▶ YOUR TASK: Could you copy the data that follows exactly as written, but drop the pictures?

..........

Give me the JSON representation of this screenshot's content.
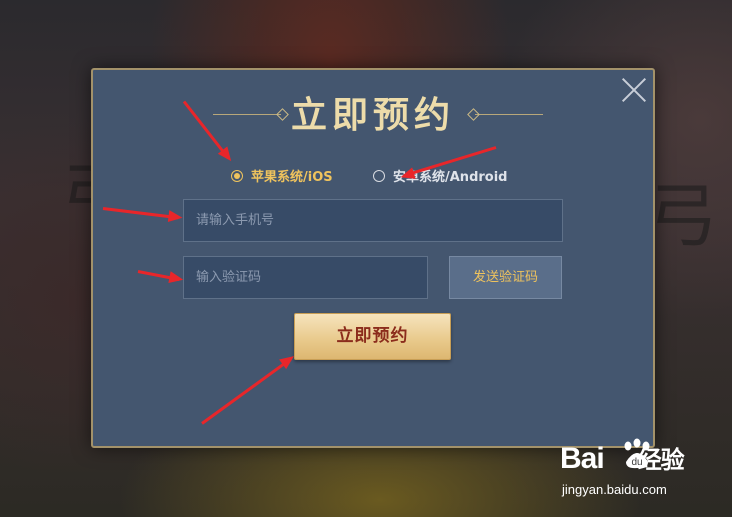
{
  "modal": {
    "title": "立即预约",
    "platforms": [
      {
        "label": "苹果系统/iOS",
        "selected": true
      },
      {
        "label": "安卓系统/Android",
        "selected": false
      }
    ],
    "phone_placeholder": "请输入手机号",
    "code_placeholder": "输入验证码",
    "send_code_label": "发送验证码",
    "submit_label": "立即预约"
  },
  "watermark": {
    "logo_text": "Bai",
    "logo_suffix": "经验",
    "url": "jingyan.baidu.com"
  },
  "colors": {
    "modal_bg": "#44566f",
    "accent_gold": "#efc35d",
    "annotation_red": "#e8262a"
  }
}
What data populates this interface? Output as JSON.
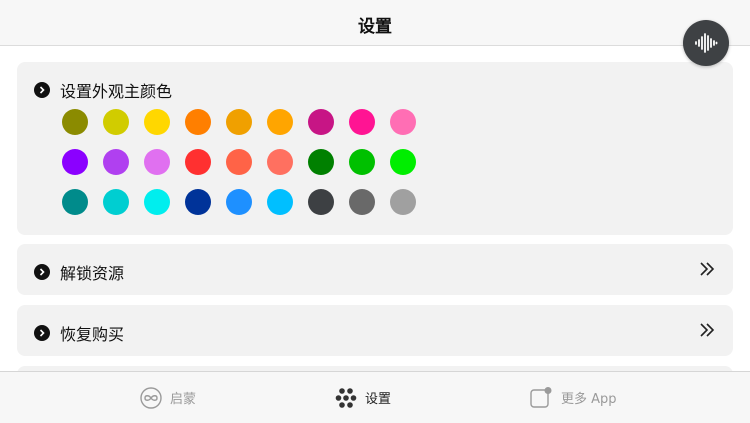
{
  "navbar": {
    "title": "设置"
  },
  "fab": {
    "icon": "sound-wave-icon"
  },
  "appearance": {
    "label": "设置外观主颜色",
    "colors": [
      "#8b8b00",
      "#d1cc00",
      "#ffd700",
      "#ff7f00",
      "#f0a000",
      "#ffa500",
      "#c71585",
      "#ff1493",
      "#ff6eb4",
      "#8b00ff",
      "#b040f0",
      "#e070f0",
      "#ff3030",
      "#ff6347",
      "#ff7060",
      "#008000",
      "#00c000",
      "#00ee00",
      "#008b8b",
      "#00ced1",
      "#00eeee",
      "#003399",
      "#1e90ff",
      "#00bfff",
      "#3d4043",
      "#696969",
      "#a0a0a0"
    ]
  },
  "unlock": {
    "label": "解锁资源"
  },
  "restore": {
    "label": "恢复购买"
  },
  "tabbar": {
    "tabs": [
      {
        "label": "启蒙",
        "icon": "infinity-icon",
        "active": false
      },
      {
        "label": "设置",
        "icon": "dots-cluster-icon",
        "active": true
      },
      {
        "label": "更多 App",
        "icon": "app-badge-icon",
        "active": false
      }
    ]
  }
}
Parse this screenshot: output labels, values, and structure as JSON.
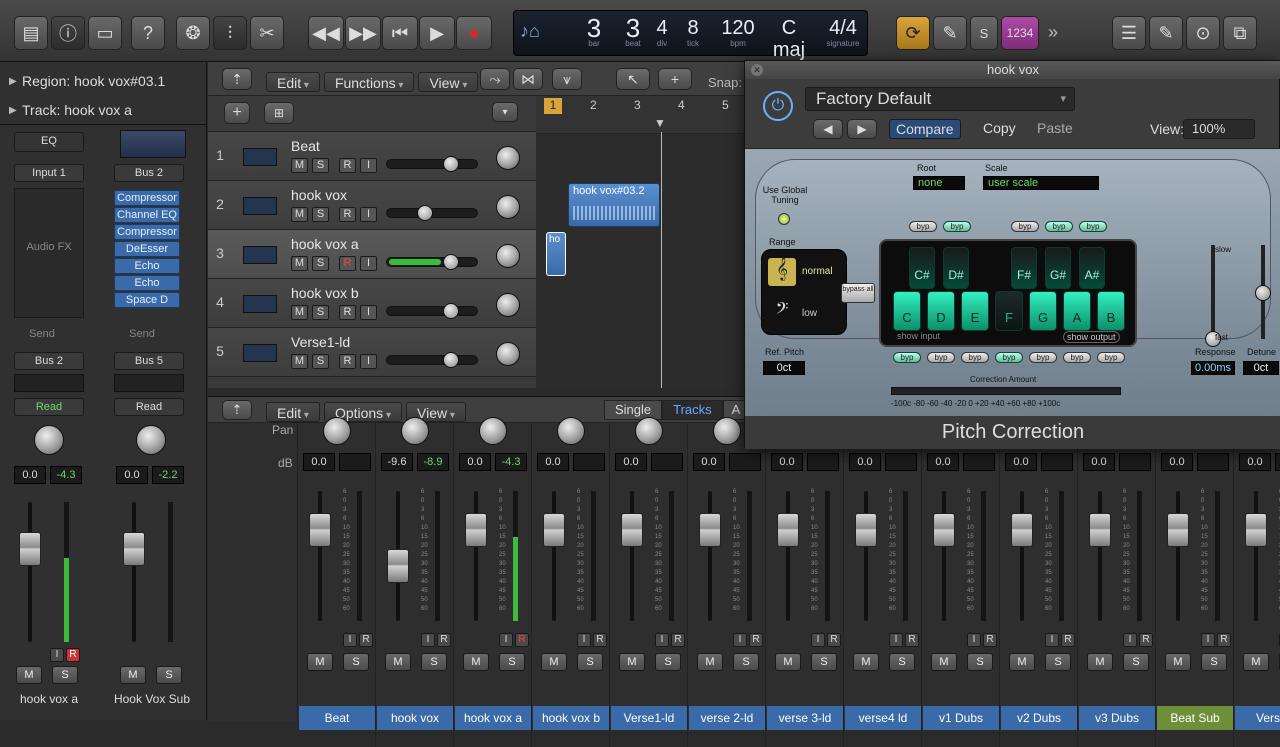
{
  "toolbar": {
    "lcd": {
      "bar": "3",
      "beat": "3",
      "div": "4",
      "tick": "8",
      "bpm": "120",
      "key": "C maj",
      "signature": "4/4",
      "labels": {
        "bar": "bar",
        "beat": "beat",
        "div": "div",
        "tick": "tick",
        "bpm": "bpm",
        "key": "key",
        "signature": "signature"
      }
    },
    "solo_label": "S",
    "count_in": "1234"
  },
  "inspector": {
    "region_label": "Region: hook vox#03.1",
    "track_label": "Track:  hook vox a",
    "left_strip": {
      "eq": "EQ",
      "input": "Input 1",
      "audio_fx": "Audio FX",
      "send": "Send",
      "output": "Bus 2",
      "automation": "Read",
      "vol": "0.0",
      "peak": "-4.3",
      "name": "hook vox a"
    },
    "right_strip": {
      "input": "Bus 2",
      "plugins": [
        "Compressor",
        "Channel EQ",
        "Compressor",
        "DeEsser",
        "Echo",
        "Echo",
        "Space D"
      ],
      "send": "Send",
      "output": "Bus 5",
      "automation": "Read",
      "vol": "0.0",
      "peak": "-2.2",
      "name": "Hook Vox Sub"
    }
  },
  "tracks_header": {
    "menus": [
      "Edit",
      "Functions",
      "View"
    ],
    "snap": "Snap:",
    "ruler": [
      "1",
      "2",
      "3",
      "4",
      "5"
    ]
  },
  "tracks": [
    {
      "num": "1",
      "name": "Beat"
    },
    {
      "num": "2",
      "name": "hook vox"
    },
    {
      "num": "3",
      "name": "hook vox a"
    },
    {
      "num": "4",
      "name": "hook vox b"
    },
    {
      "num": "5",
      "name": "Verse1-ld"
    }
  ],
  "track_buttons": {
    "mute": "M",
    "solo": "S",
    "record": "R",
    "input": "I"
  },
  "regions": {
    "r1": "hook vox#03.2",
    "r2": "ho"
  },
  "mixer": {
    "menus": [
      "Edit",
      "Options",
      "View"
    ],
    "view_tabs": [
      "Single",
      "Tracks",
      "A"
    ],
    "row_labels": {
      "pan": "Pan",
      "db": "dB"
    },
    "strips": [
      {
        "name": "Beat",
        "vol": "0.0",
        "peak": ""
      },
      {
        "name": "hook vox",
        "vol": "-9.6",
        "peak": "-8.9"
      },
      {
        "name": "hook vox a",
        "vol": "0.0",
        "peak": "-4.3"
      },
      {
        "name": "hook vox b",
        "vol": "0.0",
        "peak": ""
      },
      {
        "name": "Verse1-ld",
        "vol": "0.0",
        "peak": ""
      },
      {
        "name": "verse 2-ld",
        "vol": "0.0",
        "peak": ""
      },
      {
        "name": "verse 3-ld",
        "vol": "0.0",
        "peak": ""
      },
      {
        "name": "verse4 ld",
        "vol": "0.0",
        "peak": ""
      },
      {
        "name": "v1 Dubs",
        "vol": "0.0",
        "peak": ""
      },
      {
        "name": "v2 Dubs",
        "vol": "0.0",
        "peak": ""
      },
      {
        "name": "v3 Dubs",
        "vol": "0.0",
        "peak": ""
      },
      {
        "name": "Beat Sub",
        "vol": "0.0",
        "peak": ""
      },
      {
        "name": "Verse.",
        "vol": "0.0",
        "peak": ""
      }
    ],
    "fader_scale": [
      "6",
      "0",
      "3",
      "6",
      "10",
      "15",
      "20",
      "25",
      "30",
      "35",
      "40",
      "45",
      "50",
      "60"
    ]
  },
  "plugin": {
    "window_title": "hook vox",
    "preset": "Factory Default",
    "compare": "Compare",
    "copy": "Copy",
    "paste": "Paste",
    "view_label": "View:",
    "view_value": "100%",
    "root_label": "Root",
    "root_value": "none",
    "scale_label": "Scale",
    "scale_value": "user scale",
    "use_global_tuning": "Use Global Tuning",
    "range_label": "Range",
    "range_normal": "normal",
    "range_low": "low",
    "bypass_all": "bypass all",
    "ref_pitch_label": "Ref. Pitch",
    "ref_pitch_value": "0ct",
    "keys_white": [
      "C",
      "D",
      "E",
      "F",
      "G",
      "A",
      "B"
    ],
    "keys_black": [
      "C#",
      "D#",
      "F#",
      "G#",
      "A#"
    ],
    "byp": "byp",
    "show_input": "show input",
    "show_output": "show output",
    "correction_amount": "Correction Amount",
    "correction_scale": "-100c -80 -60 -40 -20 0 +20 +40 +60 +80 +100c",
    "slow": "slow",
    "fast": "fast",
    "response_label": "Response",
    "response_value": "0.00ms",
    "detune_label": "Detune",
    "detune_value": "0ct",
    "plugin_name": "Pitch Correction"
  }
}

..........

▶ OUTPUT OF THE EXERCISE:
Give me the JSON representation of this screenshot's content.
{
  "modal": {
    "title": "立即预约",
    "platforms": [
      {
        "label": "苹果系统/iOS",
        "selected": true
      },
      {
        "label": "安卓系统/Android",
        "selected": false
      }
    ],
    "phone_placeholder": "请输入手机号",
    "code_placeholder": "输入验证码",
    "send_code_label": "发送验证码",
    "submit_label": "立即预约"
  },
  "watermark": {
    "logo_text": "Bai",
    "logo_suffix": "经验",
    "url": "jingyan.baidu.com"
  },
  "colors": {
    "modal_bg": "#44566f",
    "accent_gold": "#efc35d",
    "annotation_red": "#e8262a"
  }
}
What data populates this interface? Output as JSON.
{
  "navbar": {
    "title": "设置"
  },
  "fab": {
    "icon": "sound-wave-icon"
  },
  "appearance": {
    "label": "设置外观主颜色",
    "colors": [
      "#8b8b00",
      "#d1cc00",
      "#ffd700",
      "#ff7f00",
      "#f0a000",
      "#ffa500",
      "#c71585",
      "#ff1493",
      "#ff6eb4",
      "#8b00ff",
      "#b040f0",
      "#e070f0",
      "#ff3030",
      "#ff6347",
      "#ff7060",
      "#008000",
      "#00c000",
      "#00ee00",
      "#008b8b",
      "#00ced1",
      "#00eeee",
      "#003399",
      "#1e90ff",
      "#00bfff",
      "#3d4043",
      "#696969",
      "#a0a0a0"
    ]
  },
  "unlock": {
    "label": "解锁资源"
  },
  "restore": {
    "label": "恢复购买"
  },
  "tabbar": {
    "tabs": [
      {
        "label": "启蒙",
        "icon": "infinity-icon",
        "active": false
      },
      {
        "label": "设置",
        "icon": "dots-cluster-icon",
        "active": true
      },
      {
        "label": "更多 App",
        "icon": "app-badge-icon",
        "active": false
      }
    ]
  }
}
Parse this screenshot: output labels, values, and structure as JSON.
{
  "toolbar": {
    "lcd": {
      "bar": "3",
      "beat": "3",
      "div": "4",
      "tick": "8",
      "bpm": "120",
      "key": "C maj",
      "signature": "4/4",
      "labels": {
        "bar": "bar",
        "beat": "beat",
        "div": "div",
        "tick": "tick",
        "bpm": "bpm",
        "key": "key",
        "signature": "signature"
      }
    },
    "solo_label": "S",
    "count_in": "1234"
  },
  "inspector": {
    "region_label": "Region: hook vox#03.1",
    "track_label": "Track:  hook vox a",
    "left_strip": {
      "eq": "EQ",
      "input": "Input 1",
      "audio_fx": "Audio FX",
      "send": "Send",
      "output": "Bus 2",
      "automation": "Read",
      "vol": "0.0",
      "peak": "-4.3",
      "name": "hook vox a"
    },
    "right_strip": {
      "input": "Bus 2",
      "plugins": [
        "Compressor",
        "Channel EQ",
        "Compressor",
        "DeEsser",
        "Echo",
        "Echo",
        "Space D"
      ],
      "send": "Send",
      "output": "Bus 5",
      "automation": "Read",
      "vol": "0.0",
      "peak": "-2.2",
      "name": "Hook Vox Sub"
    }
  },
  "tracks_header": {
    "menus": [
      "Edit",
      "Functions",
      "View"
    ],
    "snap": "Snap:",
    "ruler": [
      "1",
      "2",
      "3",
      "4",
      "5"
    ]
  },
  "tracks": [
    {
      "num": "1",
      "name": "Beat"
    },
    {
      "num": "2",
      "name": "hook vox"
    },
    {
      "num": "3",
      "name": "hook vox a"
    },
    {
      "num": "4",
      "name": "hook vox b"
    },
    {
      "num": "5",
      "name": "Verse1-ld"
    }
  ],
  "track_buttons": {
    "mute": "M",
    "solo": "S",
    "record": "R",
    "input": "I"
  },
  "regions": {
    "r1": "hook vox#03.2",
    "r2": "ho"
  },
  "mixer": {
    "menus": [
      "Edit",
      "Options",
      "View"
    ],
    "view_tabs": [
      "Single",
      "Tracks",
      "A"
    ],
    "row_labels": {
      "pan": "Pan",
      "db": "dB"
    },
    "strips": [
      {
        "name": "Beat",
        "vol": "0.0",
        "peak": ""
      },
      {
        "name": "hook vox",
        "vol": "-9.6",
        "peak": "-8.9"
      },
      {
        "name": "hook vox a",
        "vol": "0.0",
        "peak": "-4.3"
      },
      {
        "name": "hook vox b",
        "vol": "0.0",
        "peak": ""
      },
      {
        "name": "Verse1-ld",
        "vol": "0.0",
        "peak": ""
      },
      {
        "name": "verse 2-ld",
        "vol": "0.0",
        "peak": ""
      },
      {
        "name": "verse 3-ld",
        "vol": "0.0",
        "peak": ""
      },
      {
        "name": "verse4 ld",
        "vol": "0.0",
        "peak": ""
      },
      {
        "name": "v1 Dubs",
        "vol": "0.0",
        "peak": ""
      },
      {
        "name": "v2 Dubs",
        "vol": "0.0",
        "peak": ""
      },
      {
        "name": "v3 Dubs",
        "vol": "0.0",
        "peak": ""
      },
      {
        "name": "Beat Sub",
        "vol": "0.0",
        "peak": ""
      },
      {
        "name": "Verse.",
        "vol": "0.0",
        "peak": ""
      }
    ],
    "fader_scale": [
      "6",
      "0",
      "3",
      "6",
      "10",
      "15",
      "20",
      "25",
      "30",
      "35",
      "40",
      "45",
      "50",
      "60"
    ]
  },
  "plugin": {
    "window_title": "hook vox",
    "preset": "Factory Default",
    "compare": "Compare",
    "copy": "Copy",
    "paste": "Paste",
    "view_label": "View:",
    "view_value": "100%",
    "root_label": "Root",
    "root_value": "none",
    "scale_label": "Scale",
    "scale_value": "user scale",
    "use_global_tuning": "Use Global Tuning",
    "range_label": "Range",
    "range_normal": "normal",
    "range_low": "low",
    "bypass_all": "bypass all",
    "ref_pitch_label": "Ref. Pitch",
    "ref_pitch_value": "0ct",
    "keys_white": [
      "C",
      "D",
      "E",
      "F",
      "G",
      "A",
      "B"
    ],
    "keys_black": [
      "C#",
      "D#",
      "F#",
      "G#",
      "A#"
    ],
    "byp": "byp",
    "show_input": "show input",
    "show_output": "show output",
    "correction_amount": "Correction Amount",
    "correction_scale": "-100c -80 -60 -40 -20 0 +20 +40 +60 +80 +100c",
    "slow": "slow",
    "fast": "fast",
    "response_label": "Response",
    "response_value": "0.00ms",
    "detune_label": "Detune",
    "detune_value": "0ct",
    "plugin_name": "Pitch Correction"
  }
}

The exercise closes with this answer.